Paula Jennings wrote ‘Knitted from Frost’, after Helen Robertson sent her a pair of handknitted silver wire earings as a gift.
It’s about a willingness to be open to someone else’s ideas and curious about her concerns and processes. This sharing with Helen has been a great experience in loosening up and allowing creative responses to develop. Then it seems that the words/shapes/patterns evolve to honour each other’s work.
I enjoyed connecting with Paula by email. After reading her poem ‘Seabird, what has death left in your belly?’ I created this skeleton or ‘crang’ of a dead bird. As a commentary on life, death and the economy I decided that death had left a Monopoly dog in her belly. Paula’s poem was inspired by a Dali painting ‘Oiseau’. I like that she responded to his painting and then I in turn responded to her poem.
Joan Lennon (Fife poet) and Sarah Riley (Shetland artist)
Sarah Riley has experimented with latex and resin to make work responding to Joan Lennon’s poems on the theme of hands. Drawings of seaweed evoke nerve endings in hands and people and their environment then links together. Sarah has also translated Joan’s poems into the Burra dialect and printed them onto latex . Recorded readings by Joan and Sarah of both versions are available to listen to in the exhibition.

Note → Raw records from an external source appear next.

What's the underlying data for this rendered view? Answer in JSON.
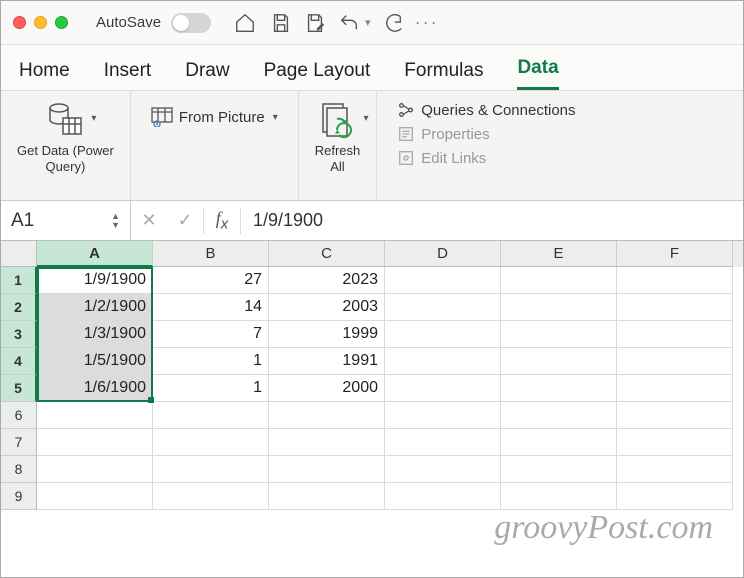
{
  "autosave_label": "AutoSave",
  "tabs": [
    "Home",
    "Insert",
    "Draw",
    "Page Layout",
    "Formulas",
    "Data"
  ],
  "active_tab": 5,
  "ribbon": {
    "get_data": "Get Data (Power\nQuery)",
    "from_picture": "From Picture",
    "refresh_all": "Refresh\nAll",
    "queries": "Queries & Connections",
    "properties": "Properties",
    "edit_links": "Edit Links"
  },
  "name_box": "A1",
  "formula": "1/9/1900",
  "columns": [
    "A",
    "B",
    "C",
    "D",
    "E",
    "F"
  ],
  "selected_col": 0,
  "rows": [
    {
      "n": 1,
      "cells": [
        "1/9/1900",
        "27",
        "2023",
        "",
        "",
        ""
      ]
    },
    {
      "n": 2,
      "cells": [
        "1/2/1900",
        "14",
        "2003",
        "",
        "",
        ""
      ]
    },
    {
      "n": 3,
      "cells": [
        "1/3/1900",
        "7",
        "1999",
        "",
        "",
        ""
      ]
    },
    {
      "n": 4,
      "cells": [
        "1/5/1900",
        "1",
        "1991",
        "",
        "",
        ""
      ]
    },
    {
      "n": 5,
      "cells": [
        "1/6/1900",
        "1",
        "2000",
        "",
        "",
        ""
      ]
    },
    {
      "n": 6,
      "cells": [
        "",
        "",
        "",
        "",
        "",
        ""
      ]
    },
    {
      "n": 7,
      "cells": [
        "",
        "",
        "",
        "",
        "",
        ""
      ]
    },
    {
      "n": 8,
      "cells": [
        "",
        "",
        "",
        "",
        "",
        ""
      ]
    },
    {
      "n": 9,
      "cells": [
        "",
        "",
        "",
        "",
        "",
        ""
      ]
    }
  ],
  "watermark": "groovyPost.com"
}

“It’s all about ideas that bounce and ricochet … A poem about old hands leads to the coloured latex hands of mother and child. A poem about fingers finds its way into fronds of seaweed. A poem about the hands of herring girls becomes a poem about herring which will be expressed by … look and see!”
Joan Lennon and Sarah Riley
peerie – small
drooie-lines – seaweed
treeds – threads
dee – you
dags – fingerless gloves
farlin – a shared container of herrings for gutters to use
Maureen Sangster (Fife poet) and Diane Garrick (Shetland poet)
Diane Garrick’s knitted throw poem and embroidered felted and laced ‘dags’ are inspired by the lives of the women in Maureen Sangster’s poems about a team of herring gutters: ‘The Three of Us’, ‘Betty’s Poem’, ‘Jeanna’s Poem’ and ‘Ann’s Poem’.
I feel that my exchanges via various modes of communication with Diane in Shetland from my base in Kirkcaldy resulted in my desire to create poems about the value of the exchange of friendship amongst gutting lasses living far from home. Distance has been bridged in this project: distance historical and geographical. It has been a pleasure to participate in Farlin.
Conversations with Maureen through e-mail and skype provided words and ideas that twisted and flowed to provide textile pieces that reflected a journey of ideas.
The hard work and basic living conditions of the gutting lasses was often eased by the merriment and gaiety of friendships formed and evenings of singing and dancing. This dualistic lifestyle is reflected in the textile pieces that started as practical felted dags and a simple ornamental container, and slowly became fanciful flights of imagination and the ‘skins’ of mermaids.